Smith: What do you all think I am – a octopus?
Dale: Boys, let’s sing of a toast to the bridegroom, eh?
[Voices tuning up; singing, “For he was a jolly good bachelor.”]
Dale: Who was?
Goodwin: Meyer Cohan.
Smith: So, well?
Ensemble: Well, he’s a [poor fool?] now.
Goodwin: Telegram for Mr. and Mrs. Meyer Cohen
[Voices: “Read it,” etc.]
Smith: Wait a minute, please. [Reading] To Mr. and Mrs. Meyer Cohen, May your life be neutral. [signed] Mr. and Mrs. Ludlow Wilsonsky. [applause, etc.] To Mr. and Mrs. Meyer Cohen, May all your troubles be little ones. [signed] Mr. and Mrs. Theodore Rosenfeld. [applause, etc.] To Mr. and Mrs. Meyer Cohen, When your wife throws a shoe at you, all you should say is “God bless you.” [signed] Willie and Jennie Bryanovich. [applause]
Goodwin: Say Ike, did you know this same Mrs. Cohen was once mein sweetheart, and that Meyer Cohen came along and stole her away from me? [Sound of plates being picked up.]
Kaufman: Oh I’ll bet you were so mad for what he did that you could kill him.
Goodwin: Mad? Why I’m so happy, I could kiss him!
To hear other recordings in the Library of Congress Recorded Sound Collection, visit us in-person at the Recorded Sound Research Center. To make an appointment, email us at [email protected] .
[i]Subsequent pressings use the correct title.
[ii] The final word of this line is somewhat indistinct.

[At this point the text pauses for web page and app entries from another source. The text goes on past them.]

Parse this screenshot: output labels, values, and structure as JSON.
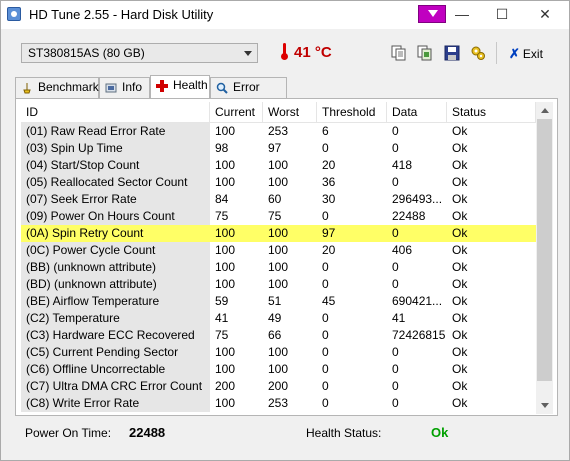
{
  "window": {
    "title": "HD Tune 2.55 - Hard Disk Utility",
    "minimize_glyph": "—",
    "maximize_glyph": "☐",
    "close_glyph": "✕"
  },
  "toolbar": {
    "drive": "ST380815AS (80 GB)",
    "temperature": "41 °C",
    "exit_label": "Exit",
    "exit_glyph": "✗"
  },
  "tabs": [
    {
      "label": "Benchmark",
      "icon": "benchmark-icon"
    },
    {
      "label": "Info",
      "icon": "info-icon"
    },
    {
      "label": "Health",
      "icon": "health-cross-icon"
    },
    {
      "label": "Error Scan",
      "icon": "magnifier-icon"
    }
  ],
  "active_tab": "Health",
  "table": {
    "columns": [
      "ID",
      "Current",
      "Worst",
      "Threshold",
      "Data",
      "Status"
    ],
    "selected_row": 6,
    "rows": [
      {
        "id": "(01) Raw Read Error Rate",
        "current": "100",
        "worst": "253",
        "threshold": "6",
        "data": "0",
        "status": "Ok"
      },
      {
        "id": "(03) Spin Up Time",
        "current": "98",
        "worst": "97",
        "threshold": "0",
        "data": "0",
        "status": "Ok"
      },
      {
        "id": "(04) Start/Stop Count",
        "current": "100",
        "worst": "100",
        "threshold": "20",
        "data": "418",
        "status": "Ok"
      },
      {
        "id": "(05) Reallocated Sector Count",
        "current": "100",
        "worst": "100",
        "threshold": "36",
        "data": "0",
        "status": "Ok"
      },
      {
        "id": "(07) Seek Error Rate",
        "current": "84",
        "worst": "60",
        "threshold": "30",
        "data": "296493...",
        "status": "Ok"
      },
      {
        "id": "(09) Power On Hours Count",
        "current": "75",
        "worst": "75",
        "threshold": "0",
        "data": "22488",
        "status": "Ok"
      },
      {
        "id": "(0A) Spin Retry Count",
        "current": "100",
        "worst": "100",
        "threshold": "97",
        "data": "0",
        "status": "Ok"
      },
      {
        "id": "(0C) Power Cycle Count",
        "current": "100",
        "worst": "100",
        "threshold": "20",
        "data": "406",
        "status": "Ok"
      },
      {
        "id": "(BB) (unknown attribute)",
        "current": "100",
        "worst": "100",
        "threshold": "0",
        "data": "0",
        "status": "Ok"
      },
      {
        "id": "(BD) (unknown attribute)",
        "current": "100",
        "worst": "100",
        "threshold": "0",
        "data": "0",
        "status": "Ok"
      },
      {
        "id": "(BE) Airflow Temperature",
        "current": "59",
        "worst": "51",
        "threshold": "45",
        "data": "690421...",
        "status": "Ok"
      },
      {
        "id": "(C2) Temperature",
        "current": "41",
        "worst": "49",
        "threshold": "0",
        "data": "41",
        "status": "Ok"
      },
      {
        "id": "(C3) Hardware ECC Recovered",
        "current": "75",
        "worst": "66",
        "threshold": "0",
        "data": "72426815",
        "status": "Ok"
      },
      {
        "id": "(C5) Current Pending Sector",
        "current": "100",
        "worst": "100",
        "threshold": "0",
        "data": "0",
        "status": "Ok"
      },
      {
        "id": "(C6) Offline Uncorrectable",
        "current": "100",
        "worst": "100",
        "threshold": "0",
        "data": "0",
        "status": "Ok"
      },
      {
        "id": "(C7) Ultra DMA CRC Error Count",
        "current": "200",
        "worst": "200",
        "threshold": "0",
        "data": "0",
        "status": "Ok"
      },
      {
        "id": "(C8) Write Error Rate",
        "current": "100",
        "worst": "253",
        "threshold": "0",
        "data": "0",
        "status": "Ok"
      }
    ]
  },
  "status_bar": {
    "power_on_label": "Power On Time:",
    "power_on_value": "22488",
    "health_label": "Health Status:",
    "health_value": "Ok"
  },
  "colors": {
    "selected_row": "#ffff66",
    "temperature": "#c00000",
    "health_ok": "#00a000"
  }
}
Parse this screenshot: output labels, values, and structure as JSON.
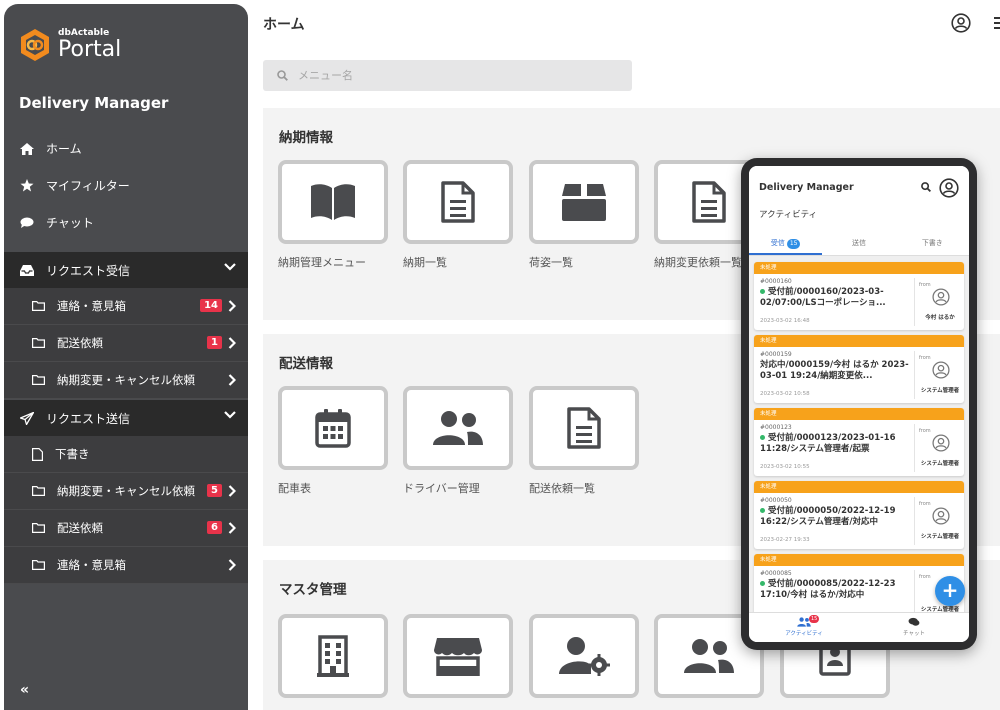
{
  "sidebar": {
    "logo_small": "dbActable",
    "logo_big": "Portal",
    "app_title": "Delivery Manager",
    "nav": [
      {
        "label": "ホーム",
        "icon": "home-icon"
      },
      {
        "label": "マイフィルター",
        "icon": "star-icon"
      },
      {
        "label": "チャット",
        "icon": "chat-icon"
      }
    ],
    "received_group": {
      "label": "リクエスト受信",
      "items": [
        {
          "label": "連絡・意見箱",
          "badge": "14"
        },
        {
          "label": "配送依頼",
          "badge": "1"
        },
        {
          "label": "納期変更・キャンセル依頼",
          "badge": ""
        }
      ]
    },
    "sent_group": {
      "label": "リクエスト送信",
      "items": [
        {
          "label": "下書き",
          "badge": ""
        },
        {
          "label": "納期変更・キャンセル依頼",
          "badge": "5"
        },
        {
          "label": "配送依頼",
          "badge": "6"
        },
        {
          "label": "連絡・意見箱",
          "badge": ""
        }
      ]
    },
    "collapse_label": "«"
  },
  "header": {
    "title": "ホーム"
  },
  "search": {
    "placeholder": "メニュー名"
  },
  "sections": [
    {
      "title": "納期情報",
      "tiles": [
        {
          "label": "納期管理メニュー",
          "icon": "book-icon"
        },
        {
          "label": "納期一覧",
          "icon": "document-icon"
        },
        {
          "label": "荷姿一覧",
          "icon": "box-icon"
        },
        {
          "label": "納期変更依頼一覧",
          "icon": "document-icon"
        }
      ]
    },
    {
      "title": "配送情報",
      "tiles": [
        {
          "label": "配車表",
          "icon": "calendar-icon"
        },
        {
          "label": "ドライバー管理",
          "icon": "users-icon"
        },
        {
          "label": "配送依頼一覧",
          "icon": "document-icon"
        }
      ]
    },
    {
      "title": "マスタ管理",
      "tiles": [
        {
          "label": "",
          "icon": "building-icon"
        },
        {
          "label": "",
          "icon": "store-icon"
        },
        {
          "label": "",
          "icon": "user-gear-icon"
        },
        {
          "label": "",
          "icon": "users-icon"
        },
        {
          "label": "",
          "icon": "contact-book-icon"
        }
      ]
    }
  ],
  "phone": {
    "title": "Delivery Manager",
    "subtitle": "アクティビティ",
    "tabs": [
      {
        "label": "受信",
        "count": "15",
        "active": true
      },
      {
        "label": "送信",
        "count": "",
        "active": false
      },
      {
        "label": "下書き",
        "count": "",
        "active": false
      }
    ],
    "cards": [
      {
        "tag": "未処理",
        "id": "#0000160",
        "title": "受付前/0000160/2023-03-02/07:00/LSコーポレーショ...",
        "date": "2023-03-02 16:48",
        "from_label": "from",
        "from_name": "今村 はるか"
      },
      {
        "tag": "未処理",
        "id": "#0000159",
        "title": "対応中/0000159/今村 はるか 2023-03-01 19:24/納期変更依...",
        "date": "2023-03-02 10:58",
        "from_label": "from",
        "from_name": "システム管理者"
      },
      {
        "tag": "未処理",
        "id": "#0000123",
        "title": "受付前/0000123/2023-01-16 11:28/システム管理者/起票",
        "date": "2023-03-02 10:55",
        "from_label": "from",
        "from_name": "システム管理者"
      },
      {
        "tag": "未処理",
        "id": "#0000050",
        "title": "受付前/0000050/2022-12-19 16:22/システム管理者/対応中",
        "date": "2023-02-27 19:33",
        "from_label": "from",
        "from_name": "システム管理者"
      },
      {
        "tag": "未処理",
        "id": "#0000085",
        "title": "受付前/0000085/2022-12-23 17:10/今村 はるか/対応中",
        "date": "",
        "from_label": "from",
        "from_name": "システム管理者"
      }
    ],
    "fab_label": "+",
    "bottom_nav": [
      {
        "label": "アクティビティ",
        "badge": "15",
        "active": true
      },
      {
        "label": "チャット",
        "badge": "",
        "active": false
      }
    ]
  },
  "colors": {
    "sidebar_bg": "#4a4b4e",
    "group_header_bg": "#2a2a2a",
    "badge_red": "#e8334a",
    "accent_blue": "#2f8fe6",
    "tag_orange": "#f7a21b",
    "logo_orange": "#f28b1e"
  }
}
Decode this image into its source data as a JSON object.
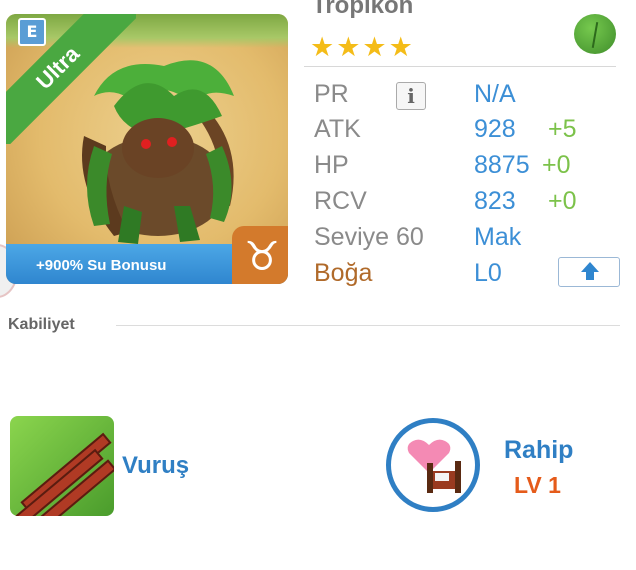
{
  "monster": {
    "name": "Tropikon",
    "rarity_label": "Ultra",
    "edition_badge": "E",
    "bonus_text": "+900% Su Bonusu",
    "zodiac_symbol": "♉",
    "stars": "★★★★",
    "element_icon": "leaf-element-icon"
  },
  "stats": {
    "pr": {
      "label": "PR",
      "value": "N/A",
      "info": "i"
    },
    "atk": {
      "label": "ATK",
      "value": "928",
      "bonus": "+5"
    },
    "hp": {
      "label": "HP",
      "value": "8875",
      "bonus": "+0"
    },
    "rcv": {
      "label": "RCV",
      "value": "823",
      "bonus": "+0"
    },
    "level": {
      "label": "Seviye 60",
      "value": "Mak"
    },
    "zodiac": {
      "label": "Boğa",
      "value": "L0"
    }
  },
  "ability": {
    "section_title": "Kabiliyet",
    "skill_name": "Vuruş",
    "leader_name": "Rahip",
    "leader_level": "LV 1"
  },
  "colors": {
    "accent_blue": "#2f7fc4",
    "bonus_green": "#7cc24a",
    "zodiac_orange": "#d37a2c",
    "leader_level": "#e55b1a"
  }
}
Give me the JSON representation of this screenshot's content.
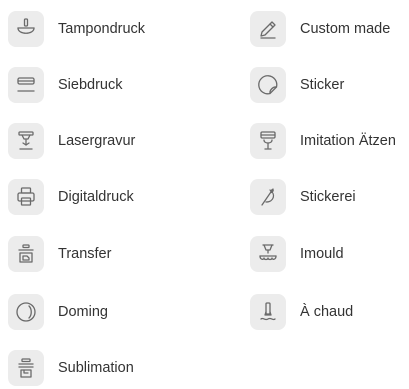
{
  "techniques": {
    "left": [
      {
        "label": "Tampondruck",
        "icon": "tampon-print-icon"
      },
      {
        "label": "Siebdruck",
        "icon": "screen-print-icon"
      },
      {
        "label": "Lasergravur",
        "icon": "laser-engraving-icon"
      },
      {
        "label": "Digitaldruck",
        "icon": "digital-print-icon"
      },
      {
        "label": "Transfer",
        "icon": "transfer-icon"
      },
      {
        "label": "Doming",
        "icon": "doming-icon"
      },
      {
        "label": "Sublimation",
        "icon": "sublimation-icon"
      }
    ],
    "right": [
      {
        "label": "Custom made",
        "icon": "pencil-icon"
      },
      {
        "label": "Sticker",
        "icon": "sticker-icon"
      },
      {
        "label": "Imitation Ätzen",
        "icon": "etching-icon"
      },
      {
        "label": "Stickerei",
        "icon": "embroidery-needle-icon"
      },
      {
        "label": "Imould",
        "icon": "imould-icon"
      },
      {
        "label": "À chaud",
        "icon": "hot-stamping-icon"
      }
    ]
  },
  "colors": {
    "icon_background": "#ececec",
    "icon_stroke": "#6a6a6a",
    "text": "#333333"
  }
}
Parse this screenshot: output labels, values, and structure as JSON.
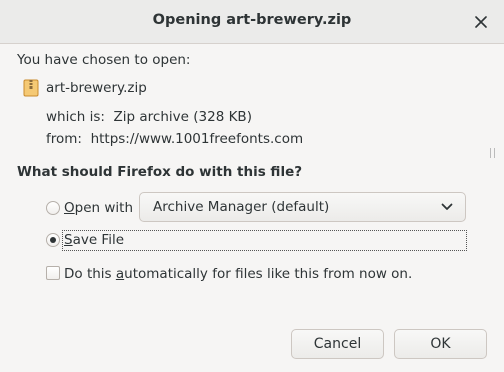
{
  "window": {
    "title": "Opening art-brewery.zip",
    "close_icon": "close-icon"
  },
  "intro": {
    "text": "You have chosen to open:"
  },
  "file": {
    "icon": "zip-archive-icon",
    "name": "art-brewery.zip",
    "which_is_label": "which is:",
    "which_is_value": "Zip archive (328 KB)",
    "from_label": "from:",
    "from_value": "https://www.1001freefonts.com"
  },
  "question": {
    "text": "What should Firefox do with this file?"
  },
  "options": {
    "open_with": {
      "label_prefix": "",
      "mnemonic": "O",
      "label_rest": "pen with",
      "selected": false,
      "app": "Archive Manager (default)"
    },
    "save_file": {
      "mnemonic": "S",
      "label_rest": "ave File",
      "selected": true
    }
  },
  "auto": {
    "label_before": "Do this ",
    "mnemonic": "a",
    "label_after": "utomatically for files like this from now on.",
    "checked": false
  },
  "buttons": {
    "cancel": "Cancel",
    "ok": "OK"
  }
}
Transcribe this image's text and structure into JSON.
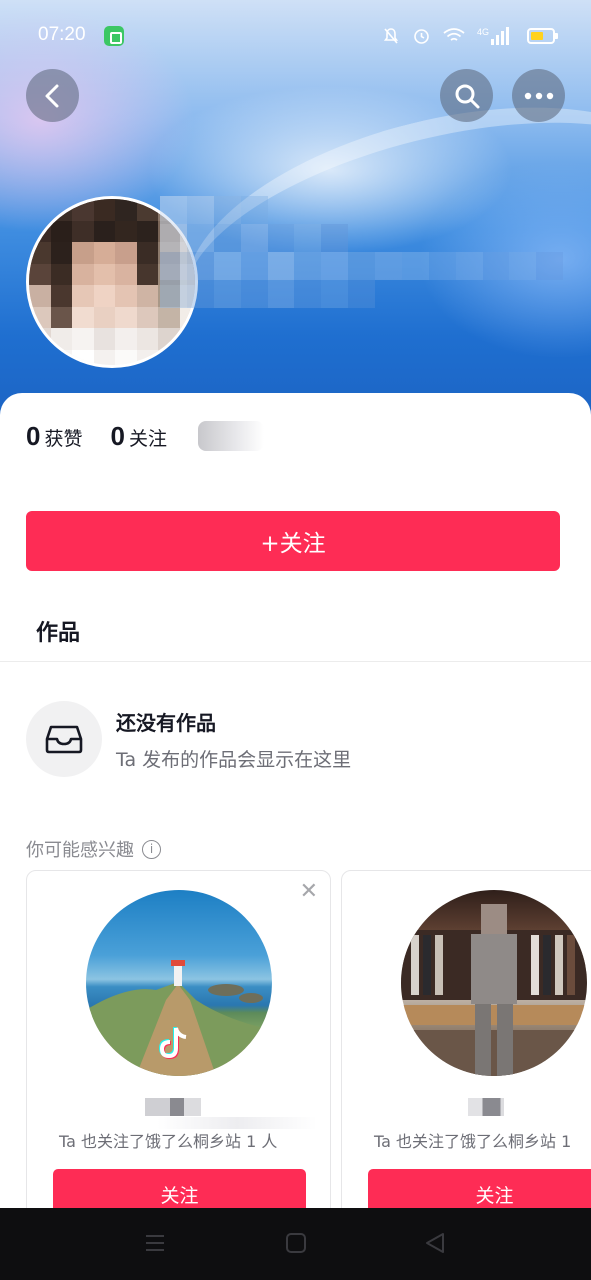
{
  "status_bar": {
    "time": "07:20",
    "network": "4G",
    "icons": [
      "app-icon",
      "mute-bell-icon",
      "alarm-icon",
      "wifi-icon",
      "signal-icon",
      "battery-icon"
    ]
  },
  "header": {
    "back_icon": "chevron-left-icon",
    "search_icon": "search-icon",
    "more_icon": "more-dots-icon"
  },
  "stats": {
    "likes_count": "0",
    "likes_label": "获赞",
    "following_count": "0",
    "following_label": "关注"
  },
  "follow_button_label": "+关注",
  "tabs": {
    "works_label": "作品"
  },
  "empty_state": {
    "title": "还没有作品",
    "subtitle": "Ta 发布的作品会显示在这里"
  },
  "recommendations": {
    "header": "你可能感兴趣",
    "cards": [
      {
        "mutual_text": "Ta 也关注了饿了么桐乡站 1 人",
        "follow_label": "关注"
      },
      {
        "mutual_text": "Ta 也关注了饿了么桐乡站 1",
        "follow_label": "关注"
      }
    ]
  },
  "colors": {
    "accent": "#fe2c55",
    "text_primary": "#161823",
    "text_secondary": "#6d6e76"
  }
}
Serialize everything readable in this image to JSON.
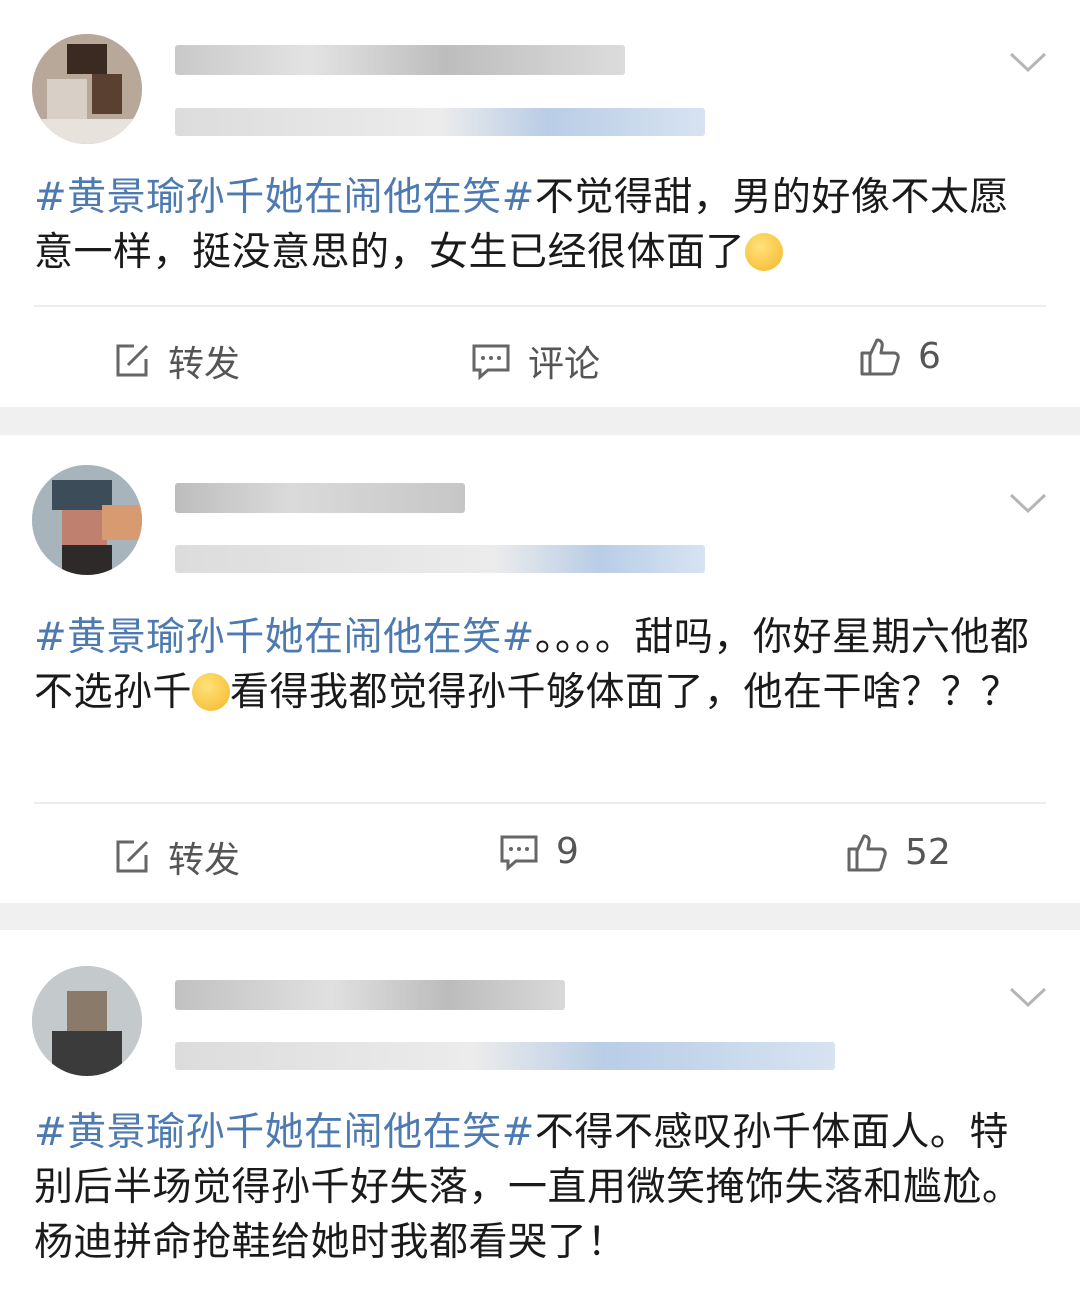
{
  "posts": [
    {
      "hashtag": "#黄景瑜孙千她在闹他在笑#",
      "text_a": "不觉得甜，男的好像不太愿意一样，挺没意思的，女生已经很体面了",
      "emoji_a": "smirk-emoji",
      "text_b": "",
      "actions": {
        "repost_label": "转发",
        "comment_label": "评论",
        "like_count": "6"
      }
    },
    {
      "hashtag": "#黄景瑜孙千她在闹他在笑#",
      "text_a": "。。。。甜吗，你好星期六他都不选孙千",
      "emoji_a": "thinking-emoji",
      "text_b": "看得我都觉得孙千够体面了，他在干啥？？？",
      "actions": {
        "repost_label": "转发",
        "comment_label": "9",
        "like_count": "52"
      }
    },
    {
      "hashtag": "#黄景瑜孙千她在闹他在笑#",
      "text_a": "不得不感叹孙千体面人。特别后半场觉得孙千好失落，一直用微笑掩饰失落和尴尬。杨迪拼命抢鞋给她时我都看哭了！",
      "emoji_a": "",
      "text_b": ""
    }
  ],
  "colors": {
    "hashtag": "#4d7ab0",
    "background": "#f0f0f0",
    "card": "#ffffff"
  },
  "icons": {
    "repost": "compose-icon",
    "comment": "comment-icon",
    "like": "thumbs-up-icon",
    "menu": "chevron-down-icon"
  }
}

I am assuming “joke” since Kaufman is speaking of baggy pants, as in a baggy pants comic, i.e. a burlesque comedian.